• _What you have to do_
Copy each entry below without any change.

• _Exercise data_
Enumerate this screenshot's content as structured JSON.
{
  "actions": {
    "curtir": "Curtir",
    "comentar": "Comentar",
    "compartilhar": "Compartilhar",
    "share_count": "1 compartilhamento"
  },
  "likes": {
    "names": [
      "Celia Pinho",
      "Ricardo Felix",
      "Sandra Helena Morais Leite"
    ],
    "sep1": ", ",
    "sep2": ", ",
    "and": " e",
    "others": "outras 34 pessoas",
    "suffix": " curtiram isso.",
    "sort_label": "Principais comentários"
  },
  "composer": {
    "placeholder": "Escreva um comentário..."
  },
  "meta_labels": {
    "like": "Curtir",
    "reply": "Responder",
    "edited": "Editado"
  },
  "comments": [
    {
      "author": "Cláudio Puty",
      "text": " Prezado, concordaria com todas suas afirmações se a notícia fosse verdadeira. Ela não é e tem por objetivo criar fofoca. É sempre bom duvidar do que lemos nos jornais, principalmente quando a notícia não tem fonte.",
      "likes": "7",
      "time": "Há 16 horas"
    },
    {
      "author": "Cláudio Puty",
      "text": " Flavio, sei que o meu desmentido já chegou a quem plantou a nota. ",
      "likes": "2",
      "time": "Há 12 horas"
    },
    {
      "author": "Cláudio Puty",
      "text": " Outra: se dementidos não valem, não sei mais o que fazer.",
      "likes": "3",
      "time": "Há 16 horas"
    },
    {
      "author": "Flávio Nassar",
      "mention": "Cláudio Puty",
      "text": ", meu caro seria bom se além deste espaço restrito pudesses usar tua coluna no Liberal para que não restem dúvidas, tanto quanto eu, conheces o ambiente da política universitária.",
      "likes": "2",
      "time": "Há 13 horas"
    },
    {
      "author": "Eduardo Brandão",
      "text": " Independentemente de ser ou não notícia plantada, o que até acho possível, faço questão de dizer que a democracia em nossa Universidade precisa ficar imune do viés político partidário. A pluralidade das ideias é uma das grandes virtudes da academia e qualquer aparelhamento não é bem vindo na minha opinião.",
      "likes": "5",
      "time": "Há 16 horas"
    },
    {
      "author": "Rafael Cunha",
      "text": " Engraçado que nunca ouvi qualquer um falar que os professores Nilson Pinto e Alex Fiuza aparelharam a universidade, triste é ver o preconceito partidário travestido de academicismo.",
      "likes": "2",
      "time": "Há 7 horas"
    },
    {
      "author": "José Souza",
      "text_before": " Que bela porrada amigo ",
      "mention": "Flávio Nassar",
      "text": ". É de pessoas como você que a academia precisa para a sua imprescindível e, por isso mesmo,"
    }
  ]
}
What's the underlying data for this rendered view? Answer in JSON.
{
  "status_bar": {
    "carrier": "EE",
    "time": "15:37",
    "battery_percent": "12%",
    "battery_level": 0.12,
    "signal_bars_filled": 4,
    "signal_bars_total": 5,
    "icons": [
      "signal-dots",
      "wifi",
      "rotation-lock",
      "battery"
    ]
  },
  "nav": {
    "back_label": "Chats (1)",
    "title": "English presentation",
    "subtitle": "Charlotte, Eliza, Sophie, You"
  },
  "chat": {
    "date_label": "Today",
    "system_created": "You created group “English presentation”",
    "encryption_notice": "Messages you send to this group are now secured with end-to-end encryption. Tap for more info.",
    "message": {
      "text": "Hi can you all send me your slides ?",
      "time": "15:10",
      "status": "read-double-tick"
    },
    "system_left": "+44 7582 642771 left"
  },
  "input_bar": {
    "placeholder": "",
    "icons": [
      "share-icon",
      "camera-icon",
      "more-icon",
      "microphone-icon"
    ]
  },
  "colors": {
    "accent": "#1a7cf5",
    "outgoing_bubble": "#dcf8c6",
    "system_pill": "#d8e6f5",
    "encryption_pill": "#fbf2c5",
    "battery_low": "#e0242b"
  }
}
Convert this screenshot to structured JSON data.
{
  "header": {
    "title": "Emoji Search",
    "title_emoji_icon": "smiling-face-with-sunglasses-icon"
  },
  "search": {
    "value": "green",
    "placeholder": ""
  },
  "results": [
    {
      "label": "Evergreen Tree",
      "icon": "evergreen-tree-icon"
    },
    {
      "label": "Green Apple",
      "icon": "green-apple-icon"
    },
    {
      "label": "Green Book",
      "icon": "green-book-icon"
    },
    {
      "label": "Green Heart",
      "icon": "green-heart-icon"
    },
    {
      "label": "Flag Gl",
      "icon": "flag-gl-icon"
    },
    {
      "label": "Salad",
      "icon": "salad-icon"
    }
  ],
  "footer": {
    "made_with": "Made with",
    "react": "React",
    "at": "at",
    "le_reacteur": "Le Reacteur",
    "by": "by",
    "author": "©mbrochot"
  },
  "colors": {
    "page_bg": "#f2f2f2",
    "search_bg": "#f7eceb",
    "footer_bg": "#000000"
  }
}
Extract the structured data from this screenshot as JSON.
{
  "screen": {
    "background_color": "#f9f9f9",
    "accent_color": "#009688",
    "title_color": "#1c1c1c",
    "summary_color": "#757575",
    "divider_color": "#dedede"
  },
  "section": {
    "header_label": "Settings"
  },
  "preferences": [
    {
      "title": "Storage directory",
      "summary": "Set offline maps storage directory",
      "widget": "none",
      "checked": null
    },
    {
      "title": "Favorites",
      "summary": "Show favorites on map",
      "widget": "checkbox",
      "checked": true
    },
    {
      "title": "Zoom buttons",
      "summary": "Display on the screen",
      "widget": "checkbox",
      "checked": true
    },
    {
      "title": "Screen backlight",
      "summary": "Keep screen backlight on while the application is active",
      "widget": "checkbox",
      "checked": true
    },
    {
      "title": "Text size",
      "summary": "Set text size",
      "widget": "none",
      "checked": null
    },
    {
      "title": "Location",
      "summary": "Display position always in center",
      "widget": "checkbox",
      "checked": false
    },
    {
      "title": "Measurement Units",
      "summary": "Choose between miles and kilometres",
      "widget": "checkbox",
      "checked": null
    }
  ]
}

• _The answer_
Enumerate this screenshot's content as structured JSON.
{
  "actions": {
    "curtir": "Curtir",
    "comentar": "Comentar",
    "compartilhar": "Compartilhar",
    "share_count": "1 compartilhamento"
  },
  "likes": {
    "names": [
      "Celia Pinho",
      "Ricardo Felix",
      "Sandra Helena Morais Leite"
    ],
    "sep1": ", ",
    "sep2": ", ",
    "and": " e",
    "others": "outras 34 pessoas",
    "suffix": " curtiram isso.",
    "sort_label": "Principais comentários"
  },
  "composer": {
    "placeholder": "Escreva um comentário..."
  },
  "meta_labels": {
    "like": "Curtir",
    "reply": "Responder",
    "edited": "Editado"
  },
  "comments": [
    {
      "author": "Cláudio Puty",
      "text": " Prezado, concordaria com todas suas afirmações se a notícia fosse verdadeira. Ela não é e tem por objetivo criar fofoca. É sempre bom duvidar do que lemos nos jornais, principalmente quando a notícia não tem fonte.",
      "likes": "7",
      "time": "Há 16 horas"
    },
    {
      "author": "Cláudio Puty",
      "text": " Flavio, sei que o meu desmentido já chegou a quem plantou a nota. ",
      "likes": "2",
      "time": "Há 12 horas"
    },
    {
      "author": "Cláudio Puty",
      "text": " Outra: se dementidos não valem, não sei mais o que fazer.",
      "likes": "3",
      "time": "Há 16 horas"
    },
    {
      "author": "Flávio Nassar",
      "mention": "Cláudio Puty",
      "text": ", meu caro seria bom se além deste espaço restrito pudesses usar tua coluna no Liberal para que não restem dúvidas, tanto quanto eu, conheces o ambiente da política universitária.",
      "likes": "2",
      "time": "Há 13 horas"
    },
    {
      "author": "Eduardo Brandão",
      "text": " Independentemente de ser ou não notícia plantada, o que até acho possível, faço questão de dizer que a democracia em nossa Universidade precisa ficar imune do viés político partidário. A pluralidade das ideias é uma das grandes virtudes da academia e qualquer aparelhamento não é bem vindo na minha opinião.",
      "likes": "5",
      "time": "Há 16 horas"
    },
    {
      "author": "Rafael Cunha",
      "text": " Engraçado que nunca ouvi qualquer um falar que os professores Nilson Pinto e Alex Fiuza aparelharam a universidade, triste é ver o preconceito partidário travestido de academicismo.",
      "likes": "2",
      "time": "Há 7 horas"
    },
    {
      "author": "José Souza",
      "text_before": " Que bela porrada amigo ",
      "mention": "Flávio Nassar",
      "text": ". É de pessoas como você que a academia precisa para a sua imprescindível e, por isso mesmo,"
    }
  ]
}
What's the underlying data for this rendered view? Answer in JSON.
{
  "status_bar": {
    "carrier": "EE",
    "time": "15:37",
    "battery_percent": "12%",
    "battery_level": 0.12,
    "signal_bars_filled": 4,
    "signal_bars_total": 5,
    "icons": [
      "signal-dots",
      "wifi",
      "rotation-lock",
      "battery"
    ]
  },
  "nav": {
    "back_label": "Chats (1)",
    "title": "English presentation",
    "subtitle": "Charlotte, Eliza, Sophie, You"
  },
  "chat": {
    "date_label": "Today",
    "system_created": "You created group “English presentation”",
    "encryption_notice": "Messages you send to this group are now secured with end-to-end encryption. Tap for more info.",
    "message": {
      "text": "Hi can you all send me your slides ?",
      "time": "15:10",
      "status": "read-double-tick"
    },
    "system_left": "+44 7582 642771 left"
  },
  "input_bar": {
    "placeholder": "",
    "icons": [
      "share-icon",
      "camera-icon",
      "more-icon",
      "microphone-icon"
    ]
  },
  "colors": {
    "accent": "#1a7cf5",
    "outgoing_bubble": "#dcf8c6",
    "system_pill": "#d8e6f5",
    "encryption_pill": "#fbf2c5",
    "battery_low": "#e0242b"
  }
}
Convert this screenshot to structured JSON data.
{
  "header": {
    "title": "Emoji Search",
    "title_emoji_icon": "smiling-face-with-sunglasses-icon"
  },
  "search": {
    "value": "green",
    "placeholder": ""
  },
  "results": [
    {
      "label": "Evergreen Tree",
      "icon": "evergreen-tree-icon"
    },
    {
      "label": "Green Apple",
      "icon": "green-apple-icon"
    },
    {
      "label": "Green Book",
      "icon": "green-book-icon"
    },
    {
      "label": "Green Heart",
      "icon": "green-heart-icon"
    },
    {
      "label": "Flag Gl",
      "icon": "flag-gl-icon"
    },
    {
      "label": "Salad",
      "icon": "salad-icon"
    }
  ],
  "footer": {
    "made_with": "Made with",
    "react": "React",
    "at": "at",
    "le_reacteur": "Le Reacteur",
    "by": "by",
    "author": "©mbrochot"
  },
  "colors": {
    "page_bg": "#f2f2f2",
    "search_bg": "#f7eceb",
    "footer_bg": "#000000"
  }
}
Extract the structured data from this screenshot as JSON.
{
  "screen": {
    "background_color": "#f9f9f9",
    "accent_color": "#009688",
    "title_color": "#1c1c1c",
    "summary_color": "#757575",
    "divider_color": "#dedede"
  },
  "section": {
    "header_label": "Settings"
  },
  "preferences": [
    {
      "title": "Storage directory",
      "summary": "Set offline maps storage directory",
      "widget": "none",
      "checked": null
    },
    {
      "title": "Favorites",
      "summary": "Show favorites on map",
      "widget": "checkbox",
      "checked": true
    },
    {
      "title": "Zoom buttons",
      "summary": "Display on the screen",
      "widget": "checkbox",
      "checked": true
    },
    {
      "title": "Screen backlight",
      "summary": "Keep screen backlight on while the application is active",
      "widget": "checkbox",
      "checked": true
    },
    {
      "title": "Text size",
      "summary": "Set text size",
      "widget": "none",
      "checked": null
    },
    {
      "title": "Location",
      "summary": "Display position always in center",
      "widget": "checkbox",
      "checked": false
    },
    {
      "title": "Measurement Units",
      "summary": "Choose between miles and kilometres",
      "widget": "checkbox",
      "checked": null
    }
  ]
}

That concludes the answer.